SAVVY Program: Teaching nonviolence, respect to cultivate healthier school environment
November 20, 2013
WIESBADEN, Germany - Being savvy isn't just being cool and in the know.
For the students at Wiesbaden Middle School, it means standing against unacceptable behavior and fostering an atmosphere of respect, kindness and honesty.
Students Against Violence and Victimization of Youth, with the help of volunteers from U.S. Army Europe and the Wiesbaden Boxing Team, made a commitment to promote peace in their school and community Nov. 6.
"We can't just hope that kids will be nice. It takes everyone," said Dr. Frankie Nielsen, SAVVY coordinator, who developed the program in the mid-'90s.
And though the middle school doesn't have a problem with bullying, administrators said that standing down to be more SAVVY has been an effective measure to maintain a healthy environment.
"The climate at the middle school gets better or worse; better if there is intervention."
Nielsen's program urges the immediate uprooting of unacceptable behavior -- which includes bullying in the earlier progressions of the violence continuum.
"Certain behaviors must be addressed well before fighting happens," said Nielsen, noting that the "seeds of violence" -- put-downs, insults, threats, trash talk, bullying and pushing -- grow into more violent and criminal behavior if not checked in its infancy. "We should never trivialize the ribbing that kids do to one another. There always has to be efforts to combat bullying."
Many of the volunteers present recounted that when they were in middle school bullying was different and less pervasive.
"I experienced it a little here and there, but it wasn't serious or malicious," said Capt. Chris Jacobsen, USAREUR.
"I really don't remember being bullied," said Capt. Alec Moyer, USAREUR. "Bullying is much more of an issue than it was when I was growing up. The cyber dimension is a whole new part of the battlefield."
"Your vision about being respectful and disrespectful changes a lot when you're older," said Spc. Joachim Chielens, USAREUR, as he spoke with a small group of students in the breakout sessions, highlighting the age difference between the students and himself. "Cyberbullying is a new anomaly … the Internet didn't exist when I was your age."
Volunteers and teachers broke out into smaller groups to discuss with students the way ahead for promoting nonviolence, respect, kindness and courtesy. In the discussions some students admitted to incidences of engaging in trash talking, and uttering insults and put-downs.
"If we don't do something about them they can lead to something worse," said Jabcobsen as he talked with a group of students about acceptable behavior for cultivating a respectful environment. "We want to grow different kinds of seeds."
Further discussion challenged students to think of what one could do individually to ensure peaceful and respectful surroundings.
The children said they could do things such as help others in need, be friendly, be courteous and show each other respect.
Students were further encouraged to write down Steps for Peace, personal actions they would take to stand against violence, disrespect, hostility and unkind acts.
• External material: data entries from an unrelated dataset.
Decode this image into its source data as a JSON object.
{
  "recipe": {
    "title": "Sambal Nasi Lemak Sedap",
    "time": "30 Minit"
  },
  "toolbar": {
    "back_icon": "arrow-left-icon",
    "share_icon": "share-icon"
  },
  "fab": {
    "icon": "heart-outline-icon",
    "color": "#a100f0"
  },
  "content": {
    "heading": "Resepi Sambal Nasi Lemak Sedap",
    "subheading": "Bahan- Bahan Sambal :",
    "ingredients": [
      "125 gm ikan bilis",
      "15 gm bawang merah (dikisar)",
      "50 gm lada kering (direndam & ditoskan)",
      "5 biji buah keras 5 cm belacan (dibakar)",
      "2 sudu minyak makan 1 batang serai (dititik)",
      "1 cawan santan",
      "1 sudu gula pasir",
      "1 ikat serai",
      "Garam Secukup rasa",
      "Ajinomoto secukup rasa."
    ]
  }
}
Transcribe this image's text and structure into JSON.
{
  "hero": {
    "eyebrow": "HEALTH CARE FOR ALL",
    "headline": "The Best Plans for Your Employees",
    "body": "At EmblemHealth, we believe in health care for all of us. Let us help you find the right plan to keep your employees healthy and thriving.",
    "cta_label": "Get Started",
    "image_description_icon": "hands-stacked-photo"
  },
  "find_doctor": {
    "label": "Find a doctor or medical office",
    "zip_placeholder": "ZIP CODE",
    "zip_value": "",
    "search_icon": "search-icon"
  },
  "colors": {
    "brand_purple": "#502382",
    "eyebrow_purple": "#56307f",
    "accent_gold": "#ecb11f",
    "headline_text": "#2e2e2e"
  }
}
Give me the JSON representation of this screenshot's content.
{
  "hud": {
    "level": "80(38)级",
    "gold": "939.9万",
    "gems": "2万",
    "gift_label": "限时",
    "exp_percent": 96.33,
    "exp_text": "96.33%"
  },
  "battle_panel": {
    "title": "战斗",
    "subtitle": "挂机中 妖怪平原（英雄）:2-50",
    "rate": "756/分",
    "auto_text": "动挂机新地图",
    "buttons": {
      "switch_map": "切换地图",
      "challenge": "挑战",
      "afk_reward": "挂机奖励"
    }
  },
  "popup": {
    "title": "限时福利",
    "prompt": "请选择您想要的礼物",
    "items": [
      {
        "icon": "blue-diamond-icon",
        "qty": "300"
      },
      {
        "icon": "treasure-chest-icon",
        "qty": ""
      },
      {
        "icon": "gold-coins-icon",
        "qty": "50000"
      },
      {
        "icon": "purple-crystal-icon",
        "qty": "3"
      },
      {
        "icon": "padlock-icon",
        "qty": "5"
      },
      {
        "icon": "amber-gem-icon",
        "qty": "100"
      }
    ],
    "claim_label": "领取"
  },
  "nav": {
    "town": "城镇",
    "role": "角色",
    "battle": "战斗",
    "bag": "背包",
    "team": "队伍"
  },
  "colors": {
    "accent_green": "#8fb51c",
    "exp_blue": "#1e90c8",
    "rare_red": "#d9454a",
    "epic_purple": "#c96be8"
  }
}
And most students signed the SAVVY Commitment Pledge.
Members of the garrison's boxing team punctuated the points of the day with a special appearance in a brief assembly. Sgt. 1st Class Adam Martinez, head coach, and three team members emphasized reporting incidents, encouraged befriending victims of bullying to help them out of such situations and reminded them that walking away to avoid victimization is always an option.